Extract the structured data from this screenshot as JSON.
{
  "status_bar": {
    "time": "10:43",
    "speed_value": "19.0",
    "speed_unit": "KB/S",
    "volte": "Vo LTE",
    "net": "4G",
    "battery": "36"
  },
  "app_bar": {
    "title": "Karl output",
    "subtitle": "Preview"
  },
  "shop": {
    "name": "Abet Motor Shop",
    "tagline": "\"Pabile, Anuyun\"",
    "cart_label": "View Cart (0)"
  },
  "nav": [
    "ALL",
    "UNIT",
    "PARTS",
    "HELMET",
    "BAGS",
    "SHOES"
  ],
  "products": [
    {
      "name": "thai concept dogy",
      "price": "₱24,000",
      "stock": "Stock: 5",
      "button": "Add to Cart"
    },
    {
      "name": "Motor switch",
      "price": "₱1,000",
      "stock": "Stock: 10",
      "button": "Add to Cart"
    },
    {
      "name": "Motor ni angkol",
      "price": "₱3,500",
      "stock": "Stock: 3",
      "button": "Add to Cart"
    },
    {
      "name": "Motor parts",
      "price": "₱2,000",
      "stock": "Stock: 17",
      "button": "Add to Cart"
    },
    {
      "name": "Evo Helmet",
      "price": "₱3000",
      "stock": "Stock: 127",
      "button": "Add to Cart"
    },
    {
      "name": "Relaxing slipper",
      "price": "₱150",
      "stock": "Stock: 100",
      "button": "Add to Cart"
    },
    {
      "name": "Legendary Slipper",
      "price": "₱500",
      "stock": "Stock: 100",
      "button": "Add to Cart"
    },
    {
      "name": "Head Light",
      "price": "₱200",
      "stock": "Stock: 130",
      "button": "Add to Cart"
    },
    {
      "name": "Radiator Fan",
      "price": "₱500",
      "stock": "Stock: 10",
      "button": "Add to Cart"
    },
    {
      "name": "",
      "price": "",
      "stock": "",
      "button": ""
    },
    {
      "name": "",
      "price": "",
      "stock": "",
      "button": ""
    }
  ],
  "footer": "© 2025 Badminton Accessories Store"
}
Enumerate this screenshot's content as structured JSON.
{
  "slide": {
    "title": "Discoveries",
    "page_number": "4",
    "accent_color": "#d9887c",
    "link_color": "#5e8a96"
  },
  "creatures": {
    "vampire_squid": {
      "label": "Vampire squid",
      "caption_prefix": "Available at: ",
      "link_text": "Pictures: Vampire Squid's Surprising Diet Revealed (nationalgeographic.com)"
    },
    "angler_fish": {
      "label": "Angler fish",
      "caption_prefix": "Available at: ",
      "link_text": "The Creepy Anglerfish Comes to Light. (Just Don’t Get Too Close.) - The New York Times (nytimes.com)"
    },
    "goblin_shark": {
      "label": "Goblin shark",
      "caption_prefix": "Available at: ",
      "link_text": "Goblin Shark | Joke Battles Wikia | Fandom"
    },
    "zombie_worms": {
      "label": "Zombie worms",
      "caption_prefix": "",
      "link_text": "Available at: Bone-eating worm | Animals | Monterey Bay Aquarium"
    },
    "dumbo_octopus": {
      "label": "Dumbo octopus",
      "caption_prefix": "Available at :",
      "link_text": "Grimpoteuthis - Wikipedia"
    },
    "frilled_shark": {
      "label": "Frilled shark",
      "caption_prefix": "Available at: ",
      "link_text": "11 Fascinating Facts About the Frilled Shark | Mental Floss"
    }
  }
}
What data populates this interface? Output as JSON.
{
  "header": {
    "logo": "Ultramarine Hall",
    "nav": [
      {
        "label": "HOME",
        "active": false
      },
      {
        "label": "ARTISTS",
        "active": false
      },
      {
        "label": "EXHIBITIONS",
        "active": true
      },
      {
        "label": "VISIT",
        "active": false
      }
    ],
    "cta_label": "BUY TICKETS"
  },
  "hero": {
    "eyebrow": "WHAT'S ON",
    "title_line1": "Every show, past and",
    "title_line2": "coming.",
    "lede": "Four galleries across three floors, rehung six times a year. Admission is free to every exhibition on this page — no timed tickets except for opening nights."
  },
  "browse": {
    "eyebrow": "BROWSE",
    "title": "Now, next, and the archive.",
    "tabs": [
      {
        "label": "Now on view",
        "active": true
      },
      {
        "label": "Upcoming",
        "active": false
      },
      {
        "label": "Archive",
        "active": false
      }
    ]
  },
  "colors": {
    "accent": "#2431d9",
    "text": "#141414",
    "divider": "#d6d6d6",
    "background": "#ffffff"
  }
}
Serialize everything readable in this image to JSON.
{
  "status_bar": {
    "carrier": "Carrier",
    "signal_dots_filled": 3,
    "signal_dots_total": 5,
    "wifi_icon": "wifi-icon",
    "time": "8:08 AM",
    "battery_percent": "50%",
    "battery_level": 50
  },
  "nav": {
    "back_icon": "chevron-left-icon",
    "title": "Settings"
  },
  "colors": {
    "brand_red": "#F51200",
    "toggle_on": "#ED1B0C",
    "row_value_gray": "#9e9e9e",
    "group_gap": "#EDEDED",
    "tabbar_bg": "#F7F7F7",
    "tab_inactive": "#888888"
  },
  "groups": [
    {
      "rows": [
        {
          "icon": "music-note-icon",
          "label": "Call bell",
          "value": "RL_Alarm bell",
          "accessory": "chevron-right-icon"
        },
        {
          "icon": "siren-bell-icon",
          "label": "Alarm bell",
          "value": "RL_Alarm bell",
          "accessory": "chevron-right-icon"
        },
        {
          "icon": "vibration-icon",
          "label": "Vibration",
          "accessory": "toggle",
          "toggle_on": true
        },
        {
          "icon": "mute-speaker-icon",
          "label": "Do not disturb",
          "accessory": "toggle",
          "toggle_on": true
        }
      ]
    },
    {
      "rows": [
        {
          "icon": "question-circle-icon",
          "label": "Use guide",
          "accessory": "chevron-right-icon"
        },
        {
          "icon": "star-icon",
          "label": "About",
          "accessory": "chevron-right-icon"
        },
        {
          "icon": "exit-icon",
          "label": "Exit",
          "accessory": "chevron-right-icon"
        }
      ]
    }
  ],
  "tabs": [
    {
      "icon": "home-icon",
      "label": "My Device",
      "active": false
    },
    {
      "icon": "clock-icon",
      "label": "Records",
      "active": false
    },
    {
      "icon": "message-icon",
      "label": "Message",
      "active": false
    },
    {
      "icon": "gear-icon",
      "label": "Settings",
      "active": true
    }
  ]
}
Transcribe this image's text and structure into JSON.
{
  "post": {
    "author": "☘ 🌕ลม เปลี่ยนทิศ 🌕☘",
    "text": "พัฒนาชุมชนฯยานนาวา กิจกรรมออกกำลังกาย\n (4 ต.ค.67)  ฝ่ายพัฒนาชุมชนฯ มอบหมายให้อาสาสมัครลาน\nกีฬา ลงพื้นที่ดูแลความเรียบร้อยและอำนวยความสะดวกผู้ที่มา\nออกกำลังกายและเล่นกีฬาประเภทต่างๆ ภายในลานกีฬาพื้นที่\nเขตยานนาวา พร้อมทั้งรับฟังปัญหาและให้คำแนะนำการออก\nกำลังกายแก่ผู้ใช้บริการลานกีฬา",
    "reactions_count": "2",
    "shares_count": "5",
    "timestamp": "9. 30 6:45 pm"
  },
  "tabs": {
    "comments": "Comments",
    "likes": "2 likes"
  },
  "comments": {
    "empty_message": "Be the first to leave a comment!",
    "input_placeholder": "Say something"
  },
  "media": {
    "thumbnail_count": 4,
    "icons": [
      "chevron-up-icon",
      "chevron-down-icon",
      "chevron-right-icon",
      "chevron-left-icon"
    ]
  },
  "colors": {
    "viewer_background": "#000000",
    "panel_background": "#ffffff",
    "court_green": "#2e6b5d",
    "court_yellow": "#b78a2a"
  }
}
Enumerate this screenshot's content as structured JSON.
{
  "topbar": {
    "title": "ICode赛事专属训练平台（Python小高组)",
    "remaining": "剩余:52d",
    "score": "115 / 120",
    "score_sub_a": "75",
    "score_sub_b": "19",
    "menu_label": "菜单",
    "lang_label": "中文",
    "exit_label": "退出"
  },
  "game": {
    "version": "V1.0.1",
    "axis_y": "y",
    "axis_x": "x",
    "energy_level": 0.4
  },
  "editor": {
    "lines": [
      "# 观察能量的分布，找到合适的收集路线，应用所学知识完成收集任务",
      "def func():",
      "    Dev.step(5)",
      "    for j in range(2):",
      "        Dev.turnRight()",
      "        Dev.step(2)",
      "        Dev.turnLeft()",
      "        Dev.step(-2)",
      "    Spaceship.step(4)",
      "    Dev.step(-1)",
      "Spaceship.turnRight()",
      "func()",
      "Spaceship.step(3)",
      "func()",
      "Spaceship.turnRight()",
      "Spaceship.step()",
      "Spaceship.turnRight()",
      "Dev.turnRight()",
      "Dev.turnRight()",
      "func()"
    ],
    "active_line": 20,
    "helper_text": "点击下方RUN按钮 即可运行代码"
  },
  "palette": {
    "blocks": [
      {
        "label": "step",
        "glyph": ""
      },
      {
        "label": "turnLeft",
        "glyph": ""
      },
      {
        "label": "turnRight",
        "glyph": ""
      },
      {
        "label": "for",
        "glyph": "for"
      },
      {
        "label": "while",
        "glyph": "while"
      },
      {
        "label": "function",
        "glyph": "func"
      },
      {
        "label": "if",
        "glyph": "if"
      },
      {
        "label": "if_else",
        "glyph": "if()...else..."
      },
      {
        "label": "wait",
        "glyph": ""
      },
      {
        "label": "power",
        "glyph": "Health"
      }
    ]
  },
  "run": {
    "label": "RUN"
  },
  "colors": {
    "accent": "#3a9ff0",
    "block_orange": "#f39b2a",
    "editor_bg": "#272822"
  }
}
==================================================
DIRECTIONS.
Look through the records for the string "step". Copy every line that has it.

FINISHED EXERCISE.
      "    Dev.step(5)",
      "        Dev.step(2)",
      "        Dev.step(-2)",
      "    Spaceship.step(4)",
      "    Dev.step(-1)",
      "Spaceship.step(3)",
      "Spaceship.step()",
        "label": "step",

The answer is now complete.